What you are asked to do:
I'd like every record given again exactly, please.

Records to process:
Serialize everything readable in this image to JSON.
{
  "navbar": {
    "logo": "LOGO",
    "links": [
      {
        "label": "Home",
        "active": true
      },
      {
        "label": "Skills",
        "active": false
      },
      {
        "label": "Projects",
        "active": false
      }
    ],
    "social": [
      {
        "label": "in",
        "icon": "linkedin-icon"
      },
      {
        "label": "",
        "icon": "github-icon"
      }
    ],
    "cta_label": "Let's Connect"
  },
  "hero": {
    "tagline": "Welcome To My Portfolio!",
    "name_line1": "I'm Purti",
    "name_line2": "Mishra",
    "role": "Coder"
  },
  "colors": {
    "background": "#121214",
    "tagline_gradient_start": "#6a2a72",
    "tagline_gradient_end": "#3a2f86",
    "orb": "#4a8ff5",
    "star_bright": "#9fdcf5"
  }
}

Task answer:
Serialize everything readable in this image to JSON.
{
  "navbar": {
    "logo": "LOGO",
    "links": [
      {
        "label": "Home",
        "active": true
      },
      {
        "label": "Skills",
        "active": false
      },
      {
        "label": "Projects",
        "active": false
      }
    ],
    "social": [
      {
        "label": "in",
        "icon": "linkedin-icon"
      },
      {
        "label": "",
        "icon": "github-icon"
      }
    ],
    "cta_label": "Let's Connect"
  },
  "hero": {
    "tagline": "Welcome To My Portfolio!",
    "name_line1": "I'm Purti",
    "name_line2": "Mishra",
    "role": "Coder"
  },
  "colors": {
    "background": "#121214",
    "tagline_gradient_start": "#6a2a72",
    "tagline_gradient_end": "#3a2f86",
    "orb": "#4a8ff5",
    "star_bright": "#9fdcf5"
  }
}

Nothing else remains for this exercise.